Richard Schweitzer just wanted to go home when he and his wife Linda almost passed the exit for Greenville on a drizzly Autumn night more than 13 years ago.
Home then was Tennessee. In the past, New York. Over the years, the couple had been involved in the gelato business “from the fringes” through equipment imports and helping jump-start six gelaterias in South Florida, among other ventures. When some of those other ventures bottomed out, the couple began to look for a fresh start.
A friend recommended Greenville as a step outside the rat race of New York — where it is almost impossible to open up a new gelateria, Richard Schweitzer said.
“I said, 'Mike, have you lost your mind.'”
Schweitzer had never heard of the place, but after coaxing from his wife that night, he decided to take the exit after all.
What amazed Schweitzer was that even on such a soggy day, patrons flocked to the city’s Main Street. Production of Leatherheads was underway. The Bon Secours Wellness Arena, then called the Bi-Lo Center, had a big-name show playing, as did the Peace Center.

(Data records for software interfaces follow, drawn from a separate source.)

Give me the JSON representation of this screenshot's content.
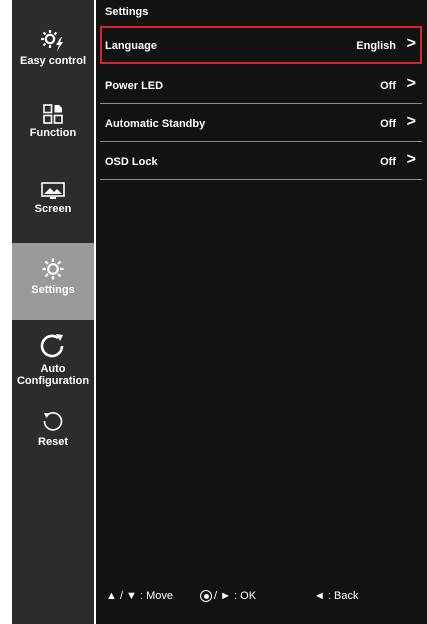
{
  "sidebar": {
    "items": [
      {
        "label": "Easy control",
        "icon": "easy-control-icon"
      },
      {
        "label": "Function",
        "icon": "function-icon"
      },
      {
        "label": "Screen",
        "icon": "screen-icon"
      },
      {
        "label": "Settings",
        "icon": "settings-gear-icon",
        "active": true
      },
      {
        "label": "Auto Configuration",
        "icon": "auto-configuration-icon"
      },
      {
        "label": "Reset",
        "icon": "reset-icon"
      }
    ]
  },
  "main": {
    "title": "Settings",
    "rows": [
      {
        "label": "Language",
        "value": "English",
        "arrow": ">"
      },
      {
        "label": "Power LED",
        "value": "Off",
        "arrow": ">"
      },
      {
        "label": "Automatic Standby",
        "value": "Off",
        "arrow": ">"
      },
      {
        "label": "OSD Lock",
        "value": "Off",
        "arrow": ">"
      }
    ]
  },
  "footer": {
    "move": "▲ / ▼ : Move",
    "ok": "/ ► : OK",
    "back": "◄ : Back"
  },
  "colors": {
    "sidebar_bg": "#2c2c2c",
    "active_bg": "#9a9a9a",
    "main_bg": "#121212",
    "selection_border": "#d6262c"
  }
}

“It was a drizzly October night. It was 52 degrees. It was ugly out. The streets were packed, and I was in a most foul mood that I’d probably been in in a long time. I just wanted to go home,” he said.
They decided to grab a bite to eat and were met by even more patrons which, as hungry as the Schweitzers were, led them to chew over what brought Greenvillians out to the streets in droves even on such a miserable night.
“I said, ‘We need to spend a week to see if this is really an option here,’” Schweitzer told his wife. “And we did.”
The couple was sold on Greenville but a new location would take a little more consideration. They set up their gelato stand in various locations across the city to see what place would stick and ended up at their first location on 9 W. Washington St. in 2006, naming it Luna Rosa Gelato Cafe.
Several years later, they moved into new digs at 123 Main St. And now, as Greenville’s Italian staple steps into a new location at 306 S. Main St. in Mauldin — the former location of Turtle Shell Bar & Grill — the Schweitzers can now say that the move is truly coming home.
As residents of Mauldin, they’ve noticed that fast food restaurants tend to dominate the culinary line-up at this point, but they believe Luna Rosa, with its 100-year-plus traditional Italian recipes from grandmothers on both sides of the family tree, stage for live-music and an outdoor deck covered by a wind-powered pinwheel-esque awning, will bring something new to the city.
“I think we’re going to do extremely well here,” he said. “We’re middle priced for really fine food, you can get gelato, we’re going to have a beautiful bar.”
The new location, designed by their son, Jason, will also showcase Luna Rosa’s classic offerings, barring a few gelato flavors reserved for their location in downtown Greenville. The Mauldin location, in exchange, will offer beer on tap that isn’t available downtown. To ease some of the challenges of renovation during a pandemic, city of Mauldin Mayor Terry Merritt gifted the restaurant $5,000 on Tuesday from the city's fascade grant improvement fund.
Merritt argues that the incoming restaurant is a harbinger of a slew of new restaurants and development in the city.
"That's the first step. Now, we have a beautiful upfit restaurant, a nice place to go sit down and have a relaxing dinner," Merritt said. "I'm looking forward to it."